START EXTRACTED MATERIAL

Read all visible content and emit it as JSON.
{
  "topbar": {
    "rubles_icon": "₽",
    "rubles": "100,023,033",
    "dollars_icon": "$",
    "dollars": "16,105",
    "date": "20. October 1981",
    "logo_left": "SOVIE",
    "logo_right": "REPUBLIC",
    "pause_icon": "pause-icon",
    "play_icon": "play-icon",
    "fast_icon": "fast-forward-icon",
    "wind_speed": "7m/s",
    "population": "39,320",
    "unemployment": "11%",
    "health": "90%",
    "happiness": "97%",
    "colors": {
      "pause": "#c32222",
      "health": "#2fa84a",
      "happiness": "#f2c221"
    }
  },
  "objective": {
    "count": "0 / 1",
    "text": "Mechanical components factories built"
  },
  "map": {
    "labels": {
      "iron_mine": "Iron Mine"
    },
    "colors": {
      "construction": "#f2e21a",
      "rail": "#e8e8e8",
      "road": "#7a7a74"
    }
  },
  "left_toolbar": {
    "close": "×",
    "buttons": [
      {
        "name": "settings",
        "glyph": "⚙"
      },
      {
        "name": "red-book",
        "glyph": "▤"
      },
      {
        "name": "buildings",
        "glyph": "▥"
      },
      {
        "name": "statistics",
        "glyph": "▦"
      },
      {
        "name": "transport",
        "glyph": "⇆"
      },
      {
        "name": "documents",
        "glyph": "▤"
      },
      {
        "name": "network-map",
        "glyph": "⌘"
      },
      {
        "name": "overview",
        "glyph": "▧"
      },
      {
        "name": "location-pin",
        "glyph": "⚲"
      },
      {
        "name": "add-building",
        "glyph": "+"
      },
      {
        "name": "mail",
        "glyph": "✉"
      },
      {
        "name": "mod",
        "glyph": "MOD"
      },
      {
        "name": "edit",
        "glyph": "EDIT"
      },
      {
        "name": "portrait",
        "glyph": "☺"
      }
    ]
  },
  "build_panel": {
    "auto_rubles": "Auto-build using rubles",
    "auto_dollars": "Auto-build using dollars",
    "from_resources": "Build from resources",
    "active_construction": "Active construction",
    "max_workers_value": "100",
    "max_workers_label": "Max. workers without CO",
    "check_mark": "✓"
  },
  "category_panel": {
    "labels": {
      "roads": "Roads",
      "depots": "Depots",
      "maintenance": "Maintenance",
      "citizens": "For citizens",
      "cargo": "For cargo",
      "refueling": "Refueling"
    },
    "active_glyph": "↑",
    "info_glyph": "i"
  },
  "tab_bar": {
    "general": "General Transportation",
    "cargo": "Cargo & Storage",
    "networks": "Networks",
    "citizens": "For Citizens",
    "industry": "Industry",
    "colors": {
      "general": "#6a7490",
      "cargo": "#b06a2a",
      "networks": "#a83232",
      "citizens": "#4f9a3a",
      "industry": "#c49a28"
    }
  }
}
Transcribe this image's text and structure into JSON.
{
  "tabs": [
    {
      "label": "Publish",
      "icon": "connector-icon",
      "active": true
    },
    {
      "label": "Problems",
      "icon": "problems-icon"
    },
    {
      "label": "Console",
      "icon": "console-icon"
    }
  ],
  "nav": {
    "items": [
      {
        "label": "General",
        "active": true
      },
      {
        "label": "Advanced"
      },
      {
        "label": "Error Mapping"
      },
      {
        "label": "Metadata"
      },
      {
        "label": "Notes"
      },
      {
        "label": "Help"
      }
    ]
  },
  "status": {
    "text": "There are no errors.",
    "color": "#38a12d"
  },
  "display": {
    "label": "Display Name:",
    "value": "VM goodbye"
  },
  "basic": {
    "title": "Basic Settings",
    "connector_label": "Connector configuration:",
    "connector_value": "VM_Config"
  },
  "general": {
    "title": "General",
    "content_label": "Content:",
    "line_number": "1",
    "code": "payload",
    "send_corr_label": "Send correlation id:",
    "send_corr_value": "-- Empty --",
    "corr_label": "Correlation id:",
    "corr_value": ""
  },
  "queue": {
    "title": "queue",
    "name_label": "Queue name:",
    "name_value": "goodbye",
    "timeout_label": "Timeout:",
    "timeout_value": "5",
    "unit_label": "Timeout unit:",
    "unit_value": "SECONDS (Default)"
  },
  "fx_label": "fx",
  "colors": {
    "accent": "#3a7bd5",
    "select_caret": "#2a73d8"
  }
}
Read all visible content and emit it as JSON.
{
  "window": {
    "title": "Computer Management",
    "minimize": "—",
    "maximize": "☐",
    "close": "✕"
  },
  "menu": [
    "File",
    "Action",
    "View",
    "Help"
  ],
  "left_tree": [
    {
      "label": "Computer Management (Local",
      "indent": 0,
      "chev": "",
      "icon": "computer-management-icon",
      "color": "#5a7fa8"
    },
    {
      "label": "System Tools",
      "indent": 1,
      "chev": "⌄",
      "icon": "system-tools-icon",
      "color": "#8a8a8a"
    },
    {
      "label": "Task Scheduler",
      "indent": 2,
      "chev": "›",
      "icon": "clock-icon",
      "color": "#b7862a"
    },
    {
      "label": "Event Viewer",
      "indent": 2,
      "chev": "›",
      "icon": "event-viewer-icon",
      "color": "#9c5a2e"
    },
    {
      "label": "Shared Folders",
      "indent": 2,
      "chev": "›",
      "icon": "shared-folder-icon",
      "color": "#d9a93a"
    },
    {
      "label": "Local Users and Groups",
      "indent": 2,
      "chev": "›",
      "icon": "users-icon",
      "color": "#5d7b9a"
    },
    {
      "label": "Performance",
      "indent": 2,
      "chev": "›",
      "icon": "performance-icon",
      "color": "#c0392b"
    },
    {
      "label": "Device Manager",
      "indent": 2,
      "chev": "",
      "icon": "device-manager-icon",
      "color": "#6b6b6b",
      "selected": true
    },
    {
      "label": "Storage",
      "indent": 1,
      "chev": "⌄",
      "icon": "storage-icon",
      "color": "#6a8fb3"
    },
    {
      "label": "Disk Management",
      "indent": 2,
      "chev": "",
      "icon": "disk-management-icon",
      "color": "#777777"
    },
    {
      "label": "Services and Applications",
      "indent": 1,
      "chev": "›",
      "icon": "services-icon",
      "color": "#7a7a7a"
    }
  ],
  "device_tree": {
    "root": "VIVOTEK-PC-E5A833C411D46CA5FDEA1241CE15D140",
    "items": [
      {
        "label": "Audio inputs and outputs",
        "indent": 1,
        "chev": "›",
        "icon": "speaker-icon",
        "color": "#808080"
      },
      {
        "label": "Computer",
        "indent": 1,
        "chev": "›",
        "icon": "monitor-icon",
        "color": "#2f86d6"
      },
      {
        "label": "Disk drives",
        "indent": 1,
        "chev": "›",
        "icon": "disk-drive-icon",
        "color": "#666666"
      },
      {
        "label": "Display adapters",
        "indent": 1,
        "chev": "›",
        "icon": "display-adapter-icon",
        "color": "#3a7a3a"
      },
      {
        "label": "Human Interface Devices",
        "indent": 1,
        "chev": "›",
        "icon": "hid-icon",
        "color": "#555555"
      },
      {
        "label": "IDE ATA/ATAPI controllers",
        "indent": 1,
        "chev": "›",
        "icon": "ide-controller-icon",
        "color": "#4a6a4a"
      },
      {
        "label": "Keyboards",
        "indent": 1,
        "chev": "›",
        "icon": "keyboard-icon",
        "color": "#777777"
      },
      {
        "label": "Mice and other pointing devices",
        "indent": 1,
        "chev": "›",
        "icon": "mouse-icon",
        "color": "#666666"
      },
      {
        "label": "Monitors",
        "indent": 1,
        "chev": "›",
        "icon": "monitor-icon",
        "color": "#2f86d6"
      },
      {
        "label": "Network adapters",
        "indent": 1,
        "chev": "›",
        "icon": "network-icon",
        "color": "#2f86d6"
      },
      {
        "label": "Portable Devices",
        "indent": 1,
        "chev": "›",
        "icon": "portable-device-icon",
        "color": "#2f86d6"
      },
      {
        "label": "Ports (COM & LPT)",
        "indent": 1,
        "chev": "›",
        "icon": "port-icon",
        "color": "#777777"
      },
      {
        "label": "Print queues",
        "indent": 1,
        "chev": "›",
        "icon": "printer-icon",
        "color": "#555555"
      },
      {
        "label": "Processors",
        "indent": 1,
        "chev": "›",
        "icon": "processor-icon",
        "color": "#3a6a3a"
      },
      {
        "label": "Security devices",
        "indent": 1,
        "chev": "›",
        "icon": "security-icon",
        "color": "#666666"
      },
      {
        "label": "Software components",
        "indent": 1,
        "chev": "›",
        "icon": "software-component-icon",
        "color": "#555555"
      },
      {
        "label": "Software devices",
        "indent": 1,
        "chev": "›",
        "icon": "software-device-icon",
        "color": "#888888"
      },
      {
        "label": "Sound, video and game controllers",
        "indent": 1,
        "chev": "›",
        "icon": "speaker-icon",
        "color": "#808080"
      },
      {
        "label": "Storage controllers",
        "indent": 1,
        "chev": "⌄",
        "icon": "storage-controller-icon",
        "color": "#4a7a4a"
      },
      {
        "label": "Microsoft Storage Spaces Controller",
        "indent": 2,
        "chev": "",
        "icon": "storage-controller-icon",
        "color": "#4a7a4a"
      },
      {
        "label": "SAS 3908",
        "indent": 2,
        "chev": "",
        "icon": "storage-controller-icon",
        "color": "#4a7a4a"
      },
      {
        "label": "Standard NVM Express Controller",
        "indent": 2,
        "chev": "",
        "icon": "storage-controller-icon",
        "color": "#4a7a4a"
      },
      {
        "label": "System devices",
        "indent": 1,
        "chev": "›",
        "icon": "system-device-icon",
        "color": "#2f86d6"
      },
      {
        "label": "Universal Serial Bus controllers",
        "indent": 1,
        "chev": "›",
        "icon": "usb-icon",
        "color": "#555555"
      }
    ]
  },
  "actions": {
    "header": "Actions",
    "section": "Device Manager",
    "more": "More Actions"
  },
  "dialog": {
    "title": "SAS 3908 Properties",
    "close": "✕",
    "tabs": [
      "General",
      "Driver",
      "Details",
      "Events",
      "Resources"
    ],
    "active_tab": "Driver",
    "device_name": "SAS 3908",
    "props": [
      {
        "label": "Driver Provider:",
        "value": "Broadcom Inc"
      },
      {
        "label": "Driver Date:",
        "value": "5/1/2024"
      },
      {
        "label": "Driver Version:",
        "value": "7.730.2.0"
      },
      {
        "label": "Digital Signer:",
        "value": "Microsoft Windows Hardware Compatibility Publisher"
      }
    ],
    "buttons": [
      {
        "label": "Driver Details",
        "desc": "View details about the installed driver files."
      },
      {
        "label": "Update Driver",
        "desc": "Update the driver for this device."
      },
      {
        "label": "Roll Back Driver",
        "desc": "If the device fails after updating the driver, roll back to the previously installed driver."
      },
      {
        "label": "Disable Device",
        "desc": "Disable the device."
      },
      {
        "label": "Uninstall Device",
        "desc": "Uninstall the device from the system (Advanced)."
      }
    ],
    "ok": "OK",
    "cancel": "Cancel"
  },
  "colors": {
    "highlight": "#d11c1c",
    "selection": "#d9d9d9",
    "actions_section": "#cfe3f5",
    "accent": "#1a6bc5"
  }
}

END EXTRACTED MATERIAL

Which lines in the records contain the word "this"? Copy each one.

■ EXERCISE OUTPUT:
Transcribe this image's text and structure into JSON.
        "desc": "Update the driver for this device."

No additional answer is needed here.